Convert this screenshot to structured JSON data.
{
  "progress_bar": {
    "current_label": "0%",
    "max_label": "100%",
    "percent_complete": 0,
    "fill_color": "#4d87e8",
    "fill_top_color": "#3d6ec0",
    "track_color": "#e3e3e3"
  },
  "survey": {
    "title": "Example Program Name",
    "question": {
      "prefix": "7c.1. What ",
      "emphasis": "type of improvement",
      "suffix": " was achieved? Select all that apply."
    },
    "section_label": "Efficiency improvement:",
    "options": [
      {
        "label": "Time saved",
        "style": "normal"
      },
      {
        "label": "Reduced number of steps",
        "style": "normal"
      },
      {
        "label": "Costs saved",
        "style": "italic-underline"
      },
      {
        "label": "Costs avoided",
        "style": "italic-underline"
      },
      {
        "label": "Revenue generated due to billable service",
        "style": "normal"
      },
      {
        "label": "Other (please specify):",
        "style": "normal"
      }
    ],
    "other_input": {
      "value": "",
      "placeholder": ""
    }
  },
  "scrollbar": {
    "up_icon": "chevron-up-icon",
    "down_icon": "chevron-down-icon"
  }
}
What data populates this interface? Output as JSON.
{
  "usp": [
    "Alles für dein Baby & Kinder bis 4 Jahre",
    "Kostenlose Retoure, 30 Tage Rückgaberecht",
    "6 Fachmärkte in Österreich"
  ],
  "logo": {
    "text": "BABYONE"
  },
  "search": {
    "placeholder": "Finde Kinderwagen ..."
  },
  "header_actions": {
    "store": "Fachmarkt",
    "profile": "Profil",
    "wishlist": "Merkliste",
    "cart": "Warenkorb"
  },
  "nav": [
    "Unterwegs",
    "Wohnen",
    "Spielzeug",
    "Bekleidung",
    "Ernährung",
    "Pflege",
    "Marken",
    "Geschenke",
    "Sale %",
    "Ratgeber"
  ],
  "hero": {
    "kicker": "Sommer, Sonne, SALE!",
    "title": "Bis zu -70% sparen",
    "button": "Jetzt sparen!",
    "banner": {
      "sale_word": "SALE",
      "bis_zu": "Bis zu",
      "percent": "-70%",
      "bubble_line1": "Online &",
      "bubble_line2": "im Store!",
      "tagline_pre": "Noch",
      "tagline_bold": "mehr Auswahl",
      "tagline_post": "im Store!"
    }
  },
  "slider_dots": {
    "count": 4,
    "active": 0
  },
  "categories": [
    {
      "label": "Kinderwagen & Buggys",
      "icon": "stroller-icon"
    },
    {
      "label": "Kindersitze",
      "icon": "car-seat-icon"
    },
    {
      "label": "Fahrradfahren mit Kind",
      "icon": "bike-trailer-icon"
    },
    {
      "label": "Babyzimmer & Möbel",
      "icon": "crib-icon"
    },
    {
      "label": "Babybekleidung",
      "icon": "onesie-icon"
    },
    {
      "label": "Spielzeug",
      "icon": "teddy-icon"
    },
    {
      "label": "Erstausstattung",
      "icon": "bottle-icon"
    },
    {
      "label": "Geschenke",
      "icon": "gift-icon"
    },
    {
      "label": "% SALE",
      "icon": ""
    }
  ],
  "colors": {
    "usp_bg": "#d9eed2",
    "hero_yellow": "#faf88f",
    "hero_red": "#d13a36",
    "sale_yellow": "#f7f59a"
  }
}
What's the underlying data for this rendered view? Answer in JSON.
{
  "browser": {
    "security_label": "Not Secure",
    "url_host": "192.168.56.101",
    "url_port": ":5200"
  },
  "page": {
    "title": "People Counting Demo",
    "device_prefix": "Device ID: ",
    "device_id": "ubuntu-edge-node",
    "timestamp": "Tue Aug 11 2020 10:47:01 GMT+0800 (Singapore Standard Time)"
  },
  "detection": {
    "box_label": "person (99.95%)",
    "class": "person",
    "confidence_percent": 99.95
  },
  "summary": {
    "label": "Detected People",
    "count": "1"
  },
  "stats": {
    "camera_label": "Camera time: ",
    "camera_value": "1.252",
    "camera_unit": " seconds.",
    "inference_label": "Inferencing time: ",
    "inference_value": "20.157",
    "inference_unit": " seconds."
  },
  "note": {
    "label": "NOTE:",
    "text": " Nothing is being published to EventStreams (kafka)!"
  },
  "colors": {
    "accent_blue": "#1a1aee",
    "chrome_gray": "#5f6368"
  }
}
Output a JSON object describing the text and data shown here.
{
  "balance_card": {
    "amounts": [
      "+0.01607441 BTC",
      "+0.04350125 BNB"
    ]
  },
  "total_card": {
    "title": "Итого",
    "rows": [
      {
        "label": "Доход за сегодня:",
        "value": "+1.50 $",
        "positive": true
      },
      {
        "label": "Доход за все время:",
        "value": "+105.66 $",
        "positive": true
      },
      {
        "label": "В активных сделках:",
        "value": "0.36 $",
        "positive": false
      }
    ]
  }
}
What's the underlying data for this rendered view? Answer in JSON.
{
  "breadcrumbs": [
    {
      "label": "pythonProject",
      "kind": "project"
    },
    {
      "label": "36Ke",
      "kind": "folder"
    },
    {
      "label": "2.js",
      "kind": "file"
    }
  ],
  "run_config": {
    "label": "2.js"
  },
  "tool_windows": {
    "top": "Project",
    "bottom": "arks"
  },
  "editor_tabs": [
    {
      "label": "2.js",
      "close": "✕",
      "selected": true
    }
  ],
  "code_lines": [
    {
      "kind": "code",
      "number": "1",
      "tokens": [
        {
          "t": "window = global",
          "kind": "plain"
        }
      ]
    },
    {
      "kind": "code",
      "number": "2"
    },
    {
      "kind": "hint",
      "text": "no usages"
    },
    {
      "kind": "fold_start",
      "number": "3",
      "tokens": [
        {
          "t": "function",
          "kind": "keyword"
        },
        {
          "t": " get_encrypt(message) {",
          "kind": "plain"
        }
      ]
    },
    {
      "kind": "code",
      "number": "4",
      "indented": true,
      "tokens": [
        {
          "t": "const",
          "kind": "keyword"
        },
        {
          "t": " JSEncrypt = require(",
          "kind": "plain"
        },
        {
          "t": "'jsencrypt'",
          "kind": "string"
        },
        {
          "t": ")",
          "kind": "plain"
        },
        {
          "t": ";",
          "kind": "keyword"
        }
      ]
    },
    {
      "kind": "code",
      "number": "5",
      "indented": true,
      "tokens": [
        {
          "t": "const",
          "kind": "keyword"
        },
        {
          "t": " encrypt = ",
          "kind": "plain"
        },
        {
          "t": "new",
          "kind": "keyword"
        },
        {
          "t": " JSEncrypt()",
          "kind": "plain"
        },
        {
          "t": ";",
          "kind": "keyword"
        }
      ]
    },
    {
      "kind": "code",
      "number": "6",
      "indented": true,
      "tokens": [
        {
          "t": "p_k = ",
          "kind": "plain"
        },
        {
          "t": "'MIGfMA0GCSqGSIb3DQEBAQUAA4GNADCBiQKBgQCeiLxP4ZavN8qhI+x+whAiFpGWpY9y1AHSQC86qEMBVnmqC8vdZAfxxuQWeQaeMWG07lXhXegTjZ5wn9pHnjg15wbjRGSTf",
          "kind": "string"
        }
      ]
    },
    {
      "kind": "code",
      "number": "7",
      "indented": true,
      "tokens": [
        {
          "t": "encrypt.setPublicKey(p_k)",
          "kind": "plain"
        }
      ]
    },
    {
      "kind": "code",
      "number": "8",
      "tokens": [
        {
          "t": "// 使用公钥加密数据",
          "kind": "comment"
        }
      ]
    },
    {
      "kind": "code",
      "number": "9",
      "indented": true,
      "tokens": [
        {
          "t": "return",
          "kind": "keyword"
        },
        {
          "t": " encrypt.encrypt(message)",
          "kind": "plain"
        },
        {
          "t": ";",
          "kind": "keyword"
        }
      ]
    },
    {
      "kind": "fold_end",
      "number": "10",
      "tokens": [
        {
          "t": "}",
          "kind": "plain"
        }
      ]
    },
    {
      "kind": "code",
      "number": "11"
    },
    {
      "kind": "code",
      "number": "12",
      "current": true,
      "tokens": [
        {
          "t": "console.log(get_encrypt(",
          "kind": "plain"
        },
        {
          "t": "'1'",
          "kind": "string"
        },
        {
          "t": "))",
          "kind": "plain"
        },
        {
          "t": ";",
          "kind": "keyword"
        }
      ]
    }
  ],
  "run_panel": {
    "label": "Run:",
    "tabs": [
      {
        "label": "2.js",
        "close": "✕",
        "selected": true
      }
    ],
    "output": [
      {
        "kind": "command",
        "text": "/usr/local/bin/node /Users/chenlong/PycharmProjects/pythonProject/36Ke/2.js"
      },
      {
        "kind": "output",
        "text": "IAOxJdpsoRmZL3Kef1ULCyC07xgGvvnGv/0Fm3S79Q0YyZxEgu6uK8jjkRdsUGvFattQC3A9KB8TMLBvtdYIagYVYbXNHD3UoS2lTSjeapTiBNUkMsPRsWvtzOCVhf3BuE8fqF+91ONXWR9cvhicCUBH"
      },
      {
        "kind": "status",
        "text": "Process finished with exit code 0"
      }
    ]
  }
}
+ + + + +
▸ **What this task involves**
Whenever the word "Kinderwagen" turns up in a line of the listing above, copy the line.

▸ **Task solution**
    "placeholder": "Finde Kinderwagen ..."
      "label": "Kinderwagen & Buggys",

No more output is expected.